(Stored data entries)
# # # # #

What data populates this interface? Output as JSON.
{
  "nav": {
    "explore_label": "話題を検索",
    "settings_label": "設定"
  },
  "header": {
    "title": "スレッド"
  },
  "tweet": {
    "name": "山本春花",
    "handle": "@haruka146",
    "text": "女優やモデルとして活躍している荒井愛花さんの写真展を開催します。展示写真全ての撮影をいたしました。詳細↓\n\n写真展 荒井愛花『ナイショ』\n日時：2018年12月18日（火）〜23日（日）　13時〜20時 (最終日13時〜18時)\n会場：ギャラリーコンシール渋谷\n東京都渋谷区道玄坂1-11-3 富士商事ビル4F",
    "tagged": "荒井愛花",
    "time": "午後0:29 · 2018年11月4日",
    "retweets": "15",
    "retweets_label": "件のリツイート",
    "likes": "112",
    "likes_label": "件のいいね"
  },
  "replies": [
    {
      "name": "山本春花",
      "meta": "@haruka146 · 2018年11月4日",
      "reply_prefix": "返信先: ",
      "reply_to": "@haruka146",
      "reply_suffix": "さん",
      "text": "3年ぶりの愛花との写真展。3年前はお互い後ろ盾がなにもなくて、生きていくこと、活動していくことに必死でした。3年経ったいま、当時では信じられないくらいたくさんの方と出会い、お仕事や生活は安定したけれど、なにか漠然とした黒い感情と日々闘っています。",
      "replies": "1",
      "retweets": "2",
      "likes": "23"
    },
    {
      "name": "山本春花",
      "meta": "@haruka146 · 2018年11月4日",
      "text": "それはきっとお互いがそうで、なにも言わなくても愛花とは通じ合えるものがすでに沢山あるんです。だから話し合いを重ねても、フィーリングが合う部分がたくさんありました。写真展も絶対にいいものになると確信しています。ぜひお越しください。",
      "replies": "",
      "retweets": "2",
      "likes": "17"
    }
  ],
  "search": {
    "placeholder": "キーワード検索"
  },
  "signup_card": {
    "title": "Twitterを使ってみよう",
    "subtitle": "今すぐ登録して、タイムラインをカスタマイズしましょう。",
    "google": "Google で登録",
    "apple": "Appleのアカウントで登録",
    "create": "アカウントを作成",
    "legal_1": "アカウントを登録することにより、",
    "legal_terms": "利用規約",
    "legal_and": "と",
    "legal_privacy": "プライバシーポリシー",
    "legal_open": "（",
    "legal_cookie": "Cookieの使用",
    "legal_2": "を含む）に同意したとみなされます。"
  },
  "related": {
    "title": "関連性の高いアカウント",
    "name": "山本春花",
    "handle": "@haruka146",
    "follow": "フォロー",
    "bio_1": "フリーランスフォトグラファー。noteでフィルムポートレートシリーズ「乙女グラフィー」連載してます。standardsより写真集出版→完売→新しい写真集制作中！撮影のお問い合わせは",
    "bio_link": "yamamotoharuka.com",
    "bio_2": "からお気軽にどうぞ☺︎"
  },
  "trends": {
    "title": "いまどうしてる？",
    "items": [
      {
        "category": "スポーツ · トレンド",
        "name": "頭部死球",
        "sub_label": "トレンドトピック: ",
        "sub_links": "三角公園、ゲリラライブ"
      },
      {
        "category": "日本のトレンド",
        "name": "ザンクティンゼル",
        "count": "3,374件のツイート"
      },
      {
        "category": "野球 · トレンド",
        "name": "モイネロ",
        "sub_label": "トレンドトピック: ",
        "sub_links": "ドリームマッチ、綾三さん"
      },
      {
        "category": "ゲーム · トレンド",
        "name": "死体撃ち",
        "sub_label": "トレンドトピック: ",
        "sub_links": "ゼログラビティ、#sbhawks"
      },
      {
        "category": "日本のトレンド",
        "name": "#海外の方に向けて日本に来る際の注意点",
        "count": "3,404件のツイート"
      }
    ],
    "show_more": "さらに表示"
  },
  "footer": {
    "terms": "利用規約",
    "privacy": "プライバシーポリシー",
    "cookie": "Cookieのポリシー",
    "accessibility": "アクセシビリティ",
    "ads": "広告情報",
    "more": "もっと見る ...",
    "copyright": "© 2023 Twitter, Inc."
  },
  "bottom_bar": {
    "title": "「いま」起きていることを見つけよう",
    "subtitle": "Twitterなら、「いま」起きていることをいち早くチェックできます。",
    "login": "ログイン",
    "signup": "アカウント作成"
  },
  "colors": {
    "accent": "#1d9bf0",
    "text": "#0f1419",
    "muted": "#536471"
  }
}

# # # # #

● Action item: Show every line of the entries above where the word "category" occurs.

● Solution for this exercise:
        "category": "スポーツ · トレンド",
        "category": "日本のトレンド",
        "category": "野球 · トレンド",
        "category": "ゲーム · トレンド",
        "category": "日本のトレンド",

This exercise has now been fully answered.